"Three?" he echoed, turning back to face her in surprise.
"Umm-hmm. I'm afraid I have a sweet tooth."
He smiled, obligingly spooning three heaps of sugar into the cup.
"You like it plain, Captain?" she asked as he brought his own black tea over and sat beside her. A decent distance away though, he was careful to ensure.
He nodded, "Yes, I don't have that particular vice of yours," he answered taking a sip. He hoped that the boiling water might burn some sense back into him.
"So where are you up to in Jane Eyre then, Fraulein?"
"Mr Rochester is to marry Blanche Ingram," she answered immediately, "Only I hope that he does not, for I don't believe that he loves her."
It was such a simple innocent statement, and yet one which contained rather a lot of truth. A little too much, Georg decided as he took another sip, his mind wandering to Elsa.
"Then why would he marry her, Fraulein?" the words were out of his mouth before he had planned to say them at all.

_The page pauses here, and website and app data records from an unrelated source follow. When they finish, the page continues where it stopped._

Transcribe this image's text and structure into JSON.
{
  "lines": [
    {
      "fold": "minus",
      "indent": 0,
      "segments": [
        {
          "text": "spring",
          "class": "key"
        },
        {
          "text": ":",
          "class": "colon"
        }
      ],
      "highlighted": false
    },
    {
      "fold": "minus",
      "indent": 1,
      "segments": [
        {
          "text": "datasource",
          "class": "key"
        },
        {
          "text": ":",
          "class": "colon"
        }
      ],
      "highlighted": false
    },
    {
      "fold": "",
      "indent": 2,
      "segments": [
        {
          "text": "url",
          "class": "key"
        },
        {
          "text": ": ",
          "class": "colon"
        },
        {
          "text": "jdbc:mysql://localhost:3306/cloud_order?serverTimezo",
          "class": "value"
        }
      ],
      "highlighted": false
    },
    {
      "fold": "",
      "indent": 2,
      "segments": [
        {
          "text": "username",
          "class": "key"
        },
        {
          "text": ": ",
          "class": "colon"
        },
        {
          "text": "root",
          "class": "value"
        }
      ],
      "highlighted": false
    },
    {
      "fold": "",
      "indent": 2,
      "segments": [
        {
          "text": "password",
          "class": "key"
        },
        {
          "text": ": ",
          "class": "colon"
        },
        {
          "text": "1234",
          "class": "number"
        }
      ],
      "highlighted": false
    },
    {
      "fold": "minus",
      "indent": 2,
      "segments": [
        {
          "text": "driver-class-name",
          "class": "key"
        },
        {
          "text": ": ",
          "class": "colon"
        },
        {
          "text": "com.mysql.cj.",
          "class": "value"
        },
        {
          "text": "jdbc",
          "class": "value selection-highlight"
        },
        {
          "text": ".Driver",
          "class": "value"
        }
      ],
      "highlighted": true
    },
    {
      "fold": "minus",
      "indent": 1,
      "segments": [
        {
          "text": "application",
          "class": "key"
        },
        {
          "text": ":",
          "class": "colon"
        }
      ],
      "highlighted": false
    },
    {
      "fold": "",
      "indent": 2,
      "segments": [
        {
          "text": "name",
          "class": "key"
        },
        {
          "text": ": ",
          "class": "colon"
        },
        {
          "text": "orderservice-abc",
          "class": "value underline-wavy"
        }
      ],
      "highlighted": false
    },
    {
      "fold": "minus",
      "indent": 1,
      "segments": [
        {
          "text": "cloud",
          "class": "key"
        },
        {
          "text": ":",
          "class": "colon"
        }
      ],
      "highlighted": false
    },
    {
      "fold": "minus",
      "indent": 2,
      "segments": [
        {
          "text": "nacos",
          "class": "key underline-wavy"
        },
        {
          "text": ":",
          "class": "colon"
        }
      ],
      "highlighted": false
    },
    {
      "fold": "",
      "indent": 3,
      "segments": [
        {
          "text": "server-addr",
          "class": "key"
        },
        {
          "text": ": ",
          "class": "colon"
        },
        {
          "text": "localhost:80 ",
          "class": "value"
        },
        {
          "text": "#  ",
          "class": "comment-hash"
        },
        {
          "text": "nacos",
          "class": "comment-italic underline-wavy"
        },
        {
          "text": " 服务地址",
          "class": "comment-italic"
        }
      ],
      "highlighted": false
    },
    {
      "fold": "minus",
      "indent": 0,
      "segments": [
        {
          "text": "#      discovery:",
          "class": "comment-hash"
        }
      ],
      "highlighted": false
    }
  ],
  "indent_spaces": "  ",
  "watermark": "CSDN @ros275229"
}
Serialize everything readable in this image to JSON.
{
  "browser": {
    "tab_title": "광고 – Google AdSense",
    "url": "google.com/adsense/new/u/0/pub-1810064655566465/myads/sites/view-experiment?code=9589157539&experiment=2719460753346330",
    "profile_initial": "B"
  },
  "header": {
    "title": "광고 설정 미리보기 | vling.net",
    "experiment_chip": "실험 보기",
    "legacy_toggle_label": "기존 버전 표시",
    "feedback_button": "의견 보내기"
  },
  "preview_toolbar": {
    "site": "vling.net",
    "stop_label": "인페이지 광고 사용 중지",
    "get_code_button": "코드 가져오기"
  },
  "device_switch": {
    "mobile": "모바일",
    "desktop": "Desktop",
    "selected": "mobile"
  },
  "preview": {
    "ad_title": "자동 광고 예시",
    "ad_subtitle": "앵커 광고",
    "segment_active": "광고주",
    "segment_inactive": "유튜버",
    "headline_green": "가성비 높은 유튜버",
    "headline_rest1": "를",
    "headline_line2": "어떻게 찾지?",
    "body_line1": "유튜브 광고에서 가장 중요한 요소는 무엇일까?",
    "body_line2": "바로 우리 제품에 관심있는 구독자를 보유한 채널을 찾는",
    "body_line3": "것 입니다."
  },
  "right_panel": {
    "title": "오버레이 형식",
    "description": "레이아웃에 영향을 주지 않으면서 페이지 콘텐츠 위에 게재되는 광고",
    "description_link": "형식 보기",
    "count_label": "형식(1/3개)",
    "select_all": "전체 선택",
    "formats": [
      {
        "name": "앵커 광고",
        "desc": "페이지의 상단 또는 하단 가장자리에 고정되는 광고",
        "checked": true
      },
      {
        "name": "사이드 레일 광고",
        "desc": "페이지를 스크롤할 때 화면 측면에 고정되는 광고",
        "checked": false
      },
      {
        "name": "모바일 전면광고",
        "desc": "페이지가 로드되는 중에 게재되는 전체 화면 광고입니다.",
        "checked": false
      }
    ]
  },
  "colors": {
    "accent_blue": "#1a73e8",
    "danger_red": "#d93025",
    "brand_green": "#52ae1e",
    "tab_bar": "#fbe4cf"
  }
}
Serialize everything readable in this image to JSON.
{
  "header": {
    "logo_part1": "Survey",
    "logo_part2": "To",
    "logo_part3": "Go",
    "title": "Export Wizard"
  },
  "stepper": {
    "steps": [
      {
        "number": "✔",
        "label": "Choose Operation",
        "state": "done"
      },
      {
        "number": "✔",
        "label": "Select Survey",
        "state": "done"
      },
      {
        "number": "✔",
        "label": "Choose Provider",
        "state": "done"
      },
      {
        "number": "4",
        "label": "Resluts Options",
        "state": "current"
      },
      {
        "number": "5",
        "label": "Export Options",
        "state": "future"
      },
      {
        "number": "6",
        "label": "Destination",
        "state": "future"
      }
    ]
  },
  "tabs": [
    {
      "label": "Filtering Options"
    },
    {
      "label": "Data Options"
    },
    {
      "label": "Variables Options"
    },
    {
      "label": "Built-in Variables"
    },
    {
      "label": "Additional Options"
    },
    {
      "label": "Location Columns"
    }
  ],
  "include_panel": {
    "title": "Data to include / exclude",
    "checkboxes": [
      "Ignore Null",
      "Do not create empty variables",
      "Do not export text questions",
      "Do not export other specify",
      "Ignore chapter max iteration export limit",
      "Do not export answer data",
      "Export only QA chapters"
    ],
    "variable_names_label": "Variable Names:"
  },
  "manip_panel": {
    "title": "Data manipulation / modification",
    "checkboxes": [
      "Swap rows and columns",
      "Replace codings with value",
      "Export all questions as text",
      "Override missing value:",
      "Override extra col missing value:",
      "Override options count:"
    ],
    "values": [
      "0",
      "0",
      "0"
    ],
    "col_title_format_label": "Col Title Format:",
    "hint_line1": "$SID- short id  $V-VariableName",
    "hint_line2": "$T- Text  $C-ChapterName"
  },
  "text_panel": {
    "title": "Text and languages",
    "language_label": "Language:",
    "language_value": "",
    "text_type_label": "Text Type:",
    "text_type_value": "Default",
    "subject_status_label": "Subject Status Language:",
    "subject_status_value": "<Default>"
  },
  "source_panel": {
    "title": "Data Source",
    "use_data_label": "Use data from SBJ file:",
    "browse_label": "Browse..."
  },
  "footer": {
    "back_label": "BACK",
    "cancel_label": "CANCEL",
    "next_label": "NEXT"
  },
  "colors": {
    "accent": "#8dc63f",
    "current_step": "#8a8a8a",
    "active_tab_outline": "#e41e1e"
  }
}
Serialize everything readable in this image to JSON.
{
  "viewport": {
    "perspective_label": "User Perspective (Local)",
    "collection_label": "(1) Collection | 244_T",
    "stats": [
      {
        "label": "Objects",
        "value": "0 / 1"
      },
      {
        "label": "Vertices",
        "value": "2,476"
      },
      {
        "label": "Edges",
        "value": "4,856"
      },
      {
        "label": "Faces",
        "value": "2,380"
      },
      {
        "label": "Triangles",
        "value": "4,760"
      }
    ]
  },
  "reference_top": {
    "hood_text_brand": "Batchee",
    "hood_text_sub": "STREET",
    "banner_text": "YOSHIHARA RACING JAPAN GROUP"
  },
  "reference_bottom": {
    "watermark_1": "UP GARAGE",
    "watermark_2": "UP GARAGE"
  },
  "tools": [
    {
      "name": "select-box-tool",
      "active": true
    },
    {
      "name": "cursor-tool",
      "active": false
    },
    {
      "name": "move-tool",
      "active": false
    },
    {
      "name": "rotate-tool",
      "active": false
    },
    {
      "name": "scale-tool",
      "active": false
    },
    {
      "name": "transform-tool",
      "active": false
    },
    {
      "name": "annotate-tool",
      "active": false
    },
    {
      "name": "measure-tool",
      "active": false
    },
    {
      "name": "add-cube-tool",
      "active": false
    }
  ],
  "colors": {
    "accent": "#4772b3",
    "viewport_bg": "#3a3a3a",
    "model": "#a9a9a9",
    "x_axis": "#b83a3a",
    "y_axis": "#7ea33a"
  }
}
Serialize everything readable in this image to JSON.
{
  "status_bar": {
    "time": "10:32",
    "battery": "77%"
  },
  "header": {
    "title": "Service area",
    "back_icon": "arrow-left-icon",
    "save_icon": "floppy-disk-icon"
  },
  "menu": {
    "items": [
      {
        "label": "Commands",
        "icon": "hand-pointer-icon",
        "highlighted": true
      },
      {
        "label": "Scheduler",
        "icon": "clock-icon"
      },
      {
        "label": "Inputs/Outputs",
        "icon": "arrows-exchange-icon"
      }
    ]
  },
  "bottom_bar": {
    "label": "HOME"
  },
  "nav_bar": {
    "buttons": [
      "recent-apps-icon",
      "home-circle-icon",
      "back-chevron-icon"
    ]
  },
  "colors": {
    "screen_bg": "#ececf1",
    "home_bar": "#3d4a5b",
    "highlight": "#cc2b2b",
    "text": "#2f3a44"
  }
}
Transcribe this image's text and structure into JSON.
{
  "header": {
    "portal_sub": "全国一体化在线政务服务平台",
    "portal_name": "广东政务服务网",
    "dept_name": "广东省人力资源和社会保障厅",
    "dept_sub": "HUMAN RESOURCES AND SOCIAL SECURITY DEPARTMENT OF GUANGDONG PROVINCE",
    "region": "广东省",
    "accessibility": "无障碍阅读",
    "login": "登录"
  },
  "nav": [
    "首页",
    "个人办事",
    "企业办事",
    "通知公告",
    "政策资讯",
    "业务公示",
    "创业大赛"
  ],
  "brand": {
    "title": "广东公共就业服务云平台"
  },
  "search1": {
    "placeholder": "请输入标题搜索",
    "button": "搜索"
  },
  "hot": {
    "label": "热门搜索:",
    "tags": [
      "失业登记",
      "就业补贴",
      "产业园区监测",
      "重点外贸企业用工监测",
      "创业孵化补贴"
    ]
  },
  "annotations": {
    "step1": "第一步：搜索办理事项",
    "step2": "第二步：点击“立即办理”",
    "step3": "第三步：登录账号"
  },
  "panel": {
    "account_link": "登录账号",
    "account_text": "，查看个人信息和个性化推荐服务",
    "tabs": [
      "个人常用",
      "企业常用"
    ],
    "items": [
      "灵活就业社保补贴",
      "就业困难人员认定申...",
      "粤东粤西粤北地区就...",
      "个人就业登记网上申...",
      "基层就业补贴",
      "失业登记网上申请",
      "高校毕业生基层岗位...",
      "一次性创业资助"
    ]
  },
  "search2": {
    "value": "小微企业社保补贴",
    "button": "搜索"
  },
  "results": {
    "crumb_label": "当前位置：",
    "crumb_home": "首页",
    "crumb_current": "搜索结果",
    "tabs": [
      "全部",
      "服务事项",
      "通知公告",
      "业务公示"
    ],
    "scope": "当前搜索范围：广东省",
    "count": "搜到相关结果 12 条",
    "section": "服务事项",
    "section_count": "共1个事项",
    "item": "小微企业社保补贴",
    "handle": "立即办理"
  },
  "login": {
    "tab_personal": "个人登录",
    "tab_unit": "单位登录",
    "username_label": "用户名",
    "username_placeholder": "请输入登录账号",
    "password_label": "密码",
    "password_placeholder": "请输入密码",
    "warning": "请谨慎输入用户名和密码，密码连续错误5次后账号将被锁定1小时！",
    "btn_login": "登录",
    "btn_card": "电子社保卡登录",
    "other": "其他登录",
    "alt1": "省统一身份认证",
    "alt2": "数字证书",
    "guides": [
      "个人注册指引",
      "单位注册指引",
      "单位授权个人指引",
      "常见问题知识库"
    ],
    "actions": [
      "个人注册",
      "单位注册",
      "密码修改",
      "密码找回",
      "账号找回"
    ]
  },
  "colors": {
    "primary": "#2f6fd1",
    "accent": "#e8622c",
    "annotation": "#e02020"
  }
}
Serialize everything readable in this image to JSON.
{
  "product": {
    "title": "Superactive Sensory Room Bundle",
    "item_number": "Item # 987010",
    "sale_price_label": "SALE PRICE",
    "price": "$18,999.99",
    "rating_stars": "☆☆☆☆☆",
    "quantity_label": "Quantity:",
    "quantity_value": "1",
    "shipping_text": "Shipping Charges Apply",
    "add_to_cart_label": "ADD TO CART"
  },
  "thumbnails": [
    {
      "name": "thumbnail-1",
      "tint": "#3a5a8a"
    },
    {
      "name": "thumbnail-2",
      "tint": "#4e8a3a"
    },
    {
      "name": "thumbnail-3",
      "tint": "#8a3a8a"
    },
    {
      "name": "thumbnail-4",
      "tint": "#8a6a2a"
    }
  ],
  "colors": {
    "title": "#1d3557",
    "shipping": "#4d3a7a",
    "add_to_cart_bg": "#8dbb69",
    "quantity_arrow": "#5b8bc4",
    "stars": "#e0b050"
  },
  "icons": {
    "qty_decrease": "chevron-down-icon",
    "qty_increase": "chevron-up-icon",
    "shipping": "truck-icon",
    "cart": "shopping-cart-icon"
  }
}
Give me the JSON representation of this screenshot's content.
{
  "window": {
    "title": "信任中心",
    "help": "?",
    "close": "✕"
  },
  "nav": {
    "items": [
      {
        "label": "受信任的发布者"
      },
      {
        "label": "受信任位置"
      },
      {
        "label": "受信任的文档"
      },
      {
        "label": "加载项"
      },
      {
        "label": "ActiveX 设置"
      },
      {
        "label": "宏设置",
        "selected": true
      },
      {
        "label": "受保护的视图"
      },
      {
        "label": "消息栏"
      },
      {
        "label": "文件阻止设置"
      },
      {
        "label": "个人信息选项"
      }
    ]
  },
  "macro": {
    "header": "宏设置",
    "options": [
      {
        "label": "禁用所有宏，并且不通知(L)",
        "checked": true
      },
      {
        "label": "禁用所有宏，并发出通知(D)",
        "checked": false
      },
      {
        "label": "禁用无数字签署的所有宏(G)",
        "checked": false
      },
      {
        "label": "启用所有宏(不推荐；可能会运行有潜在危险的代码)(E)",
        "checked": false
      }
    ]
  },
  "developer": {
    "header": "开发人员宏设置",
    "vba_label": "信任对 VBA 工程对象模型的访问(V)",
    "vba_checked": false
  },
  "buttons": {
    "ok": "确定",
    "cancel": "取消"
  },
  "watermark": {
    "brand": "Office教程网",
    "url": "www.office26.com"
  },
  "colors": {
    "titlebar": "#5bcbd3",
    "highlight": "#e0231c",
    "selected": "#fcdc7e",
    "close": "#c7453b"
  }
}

She considered carefully, "Well, Jane says she is very beautiful…" she answered slowly, "And perhaps he thinks that Adele needs her," he nodded, acutely aware of the lack-lustre tone of her reply, "She is a lady after all, whereas Jane is not-"
"She is still a lady, Fraulein," he interrupted, wondering whether he was talking about the book at all.
"But not one of high society, Captain," she retorted.
"And is that important?"
"You tell me," she answered quickly, "I'm sure you're far more likely to know that than I am."
He winced slightly, draining the rest of the tea from the cup, "It should not be, Fraulein," he tried to answer as honestly as he could, "But sometimes I'm afraid it is."
"I think he will realise that he loves her, though," she replied.
"Mr Rochester and Jane Eyre," she frowned up at him and he shook his head quickly, forcing his mind away from the disturbing parallels in his own life.
"Ah well, maybe," he went on hastily, trying to cover the slip-up, "You will have to read on to find out I suppose."
The conversation lapsed into silence until suddenly the banging of a door from somewhere else in the villa startled them.
Georg frowned in alarm, about to jump to his feet until he heard the sudden rabble of his sons and daughters.
"It appears that the children are back from the circus," he smiled again, suddenly relishing the precious last minutes of time he would have alone with her.
"Oh I hope they have had a good time," she answered, standing.
"You are not too disappointed not to have gone along?"
"Oh not at all, Captain," she replied, smiling again. He expected for a moment that she might play him some line, as Elsa surely would have done, about how much she had enjoyed his company that afternoon, but once again Fraulein Maria proved how refreshingly different and wonderfully unique she was.
"I cannot abide clowns."
That's the end for this short story – just wanted to say a huge thank you to everyone who read this, and especially for the reviews - they mean a lot to me, and it was lovely to receive such a warm reception for my first story.